_What this task involves_
From the data below, return all lines holding the string "Fabrication".
Segment Open
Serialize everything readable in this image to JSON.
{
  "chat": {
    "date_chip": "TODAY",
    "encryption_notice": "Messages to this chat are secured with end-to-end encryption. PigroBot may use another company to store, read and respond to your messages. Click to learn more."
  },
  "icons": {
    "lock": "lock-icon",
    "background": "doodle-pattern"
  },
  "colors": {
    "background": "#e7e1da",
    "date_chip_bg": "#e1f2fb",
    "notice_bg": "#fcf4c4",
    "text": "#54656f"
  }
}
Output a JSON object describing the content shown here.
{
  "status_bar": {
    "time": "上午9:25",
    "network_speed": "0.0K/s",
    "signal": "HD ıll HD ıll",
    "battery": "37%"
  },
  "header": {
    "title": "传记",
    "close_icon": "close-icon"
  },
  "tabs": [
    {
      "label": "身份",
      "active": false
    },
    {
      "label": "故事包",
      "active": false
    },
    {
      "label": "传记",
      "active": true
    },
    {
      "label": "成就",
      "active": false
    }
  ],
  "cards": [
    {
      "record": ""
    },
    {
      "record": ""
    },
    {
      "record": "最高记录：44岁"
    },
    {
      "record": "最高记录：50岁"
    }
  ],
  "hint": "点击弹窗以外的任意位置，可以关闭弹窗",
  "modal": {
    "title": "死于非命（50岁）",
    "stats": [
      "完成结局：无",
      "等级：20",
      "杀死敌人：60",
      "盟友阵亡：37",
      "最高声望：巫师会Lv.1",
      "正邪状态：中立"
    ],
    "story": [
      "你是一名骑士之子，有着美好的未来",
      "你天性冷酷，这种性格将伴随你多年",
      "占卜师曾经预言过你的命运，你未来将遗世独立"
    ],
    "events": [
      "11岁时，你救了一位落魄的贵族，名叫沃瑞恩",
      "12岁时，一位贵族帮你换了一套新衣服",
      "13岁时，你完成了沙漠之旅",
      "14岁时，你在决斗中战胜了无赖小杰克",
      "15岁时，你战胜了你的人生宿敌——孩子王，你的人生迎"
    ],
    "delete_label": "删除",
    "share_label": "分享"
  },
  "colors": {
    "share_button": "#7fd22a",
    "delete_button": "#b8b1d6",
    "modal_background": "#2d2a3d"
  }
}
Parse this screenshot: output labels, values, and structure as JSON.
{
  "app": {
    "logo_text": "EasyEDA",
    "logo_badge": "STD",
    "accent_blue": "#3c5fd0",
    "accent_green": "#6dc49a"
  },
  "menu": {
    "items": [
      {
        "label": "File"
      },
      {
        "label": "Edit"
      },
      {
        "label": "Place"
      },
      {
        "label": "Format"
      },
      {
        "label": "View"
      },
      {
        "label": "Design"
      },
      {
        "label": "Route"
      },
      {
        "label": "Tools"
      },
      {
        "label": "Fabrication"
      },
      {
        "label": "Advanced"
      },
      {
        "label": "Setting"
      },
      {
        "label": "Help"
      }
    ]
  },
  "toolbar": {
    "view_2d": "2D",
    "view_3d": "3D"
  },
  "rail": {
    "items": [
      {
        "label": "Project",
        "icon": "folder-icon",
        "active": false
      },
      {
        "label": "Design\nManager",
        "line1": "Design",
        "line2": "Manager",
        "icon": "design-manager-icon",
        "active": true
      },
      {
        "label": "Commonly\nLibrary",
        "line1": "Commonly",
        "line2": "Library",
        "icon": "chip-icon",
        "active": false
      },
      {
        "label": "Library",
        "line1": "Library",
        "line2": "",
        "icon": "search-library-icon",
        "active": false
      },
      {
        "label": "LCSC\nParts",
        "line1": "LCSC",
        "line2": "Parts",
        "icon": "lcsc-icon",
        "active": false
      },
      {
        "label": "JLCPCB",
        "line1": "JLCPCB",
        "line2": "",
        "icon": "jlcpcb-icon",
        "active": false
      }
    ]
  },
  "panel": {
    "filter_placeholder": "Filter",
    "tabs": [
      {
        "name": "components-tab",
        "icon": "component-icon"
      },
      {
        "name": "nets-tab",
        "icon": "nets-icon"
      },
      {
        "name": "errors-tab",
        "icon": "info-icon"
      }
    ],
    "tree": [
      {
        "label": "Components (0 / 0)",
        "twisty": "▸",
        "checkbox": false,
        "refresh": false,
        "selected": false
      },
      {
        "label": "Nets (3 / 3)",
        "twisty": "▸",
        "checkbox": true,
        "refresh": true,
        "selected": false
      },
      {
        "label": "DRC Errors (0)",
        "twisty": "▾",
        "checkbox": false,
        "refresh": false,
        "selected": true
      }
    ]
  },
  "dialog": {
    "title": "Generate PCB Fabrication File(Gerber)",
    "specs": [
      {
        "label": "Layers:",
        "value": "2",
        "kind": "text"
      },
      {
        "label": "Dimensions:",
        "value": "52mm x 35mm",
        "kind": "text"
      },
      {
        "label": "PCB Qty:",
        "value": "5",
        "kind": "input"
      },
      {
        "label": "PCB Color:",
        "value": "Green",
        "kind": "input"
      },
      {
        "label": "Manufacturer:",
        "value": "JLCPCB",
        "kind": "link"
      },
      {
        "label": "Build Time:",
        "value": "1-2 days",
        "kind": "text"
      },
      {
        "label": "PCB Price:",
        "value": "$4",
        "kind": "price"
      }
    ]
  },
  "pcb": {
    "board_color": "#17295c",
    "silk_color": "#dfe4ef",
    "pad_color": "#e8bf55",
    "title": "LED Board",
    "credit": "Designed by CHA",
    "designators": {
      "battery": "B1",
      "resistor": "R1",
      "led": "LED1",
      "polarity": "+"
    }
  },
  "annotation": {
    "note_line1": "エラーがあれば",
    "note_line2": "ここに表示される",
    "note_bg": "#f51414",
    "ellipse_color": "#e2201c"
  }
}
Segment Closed
_Response area_
        "label": "Fabrication"
    "title": "Generate PCB Fabrication File(Gerber)",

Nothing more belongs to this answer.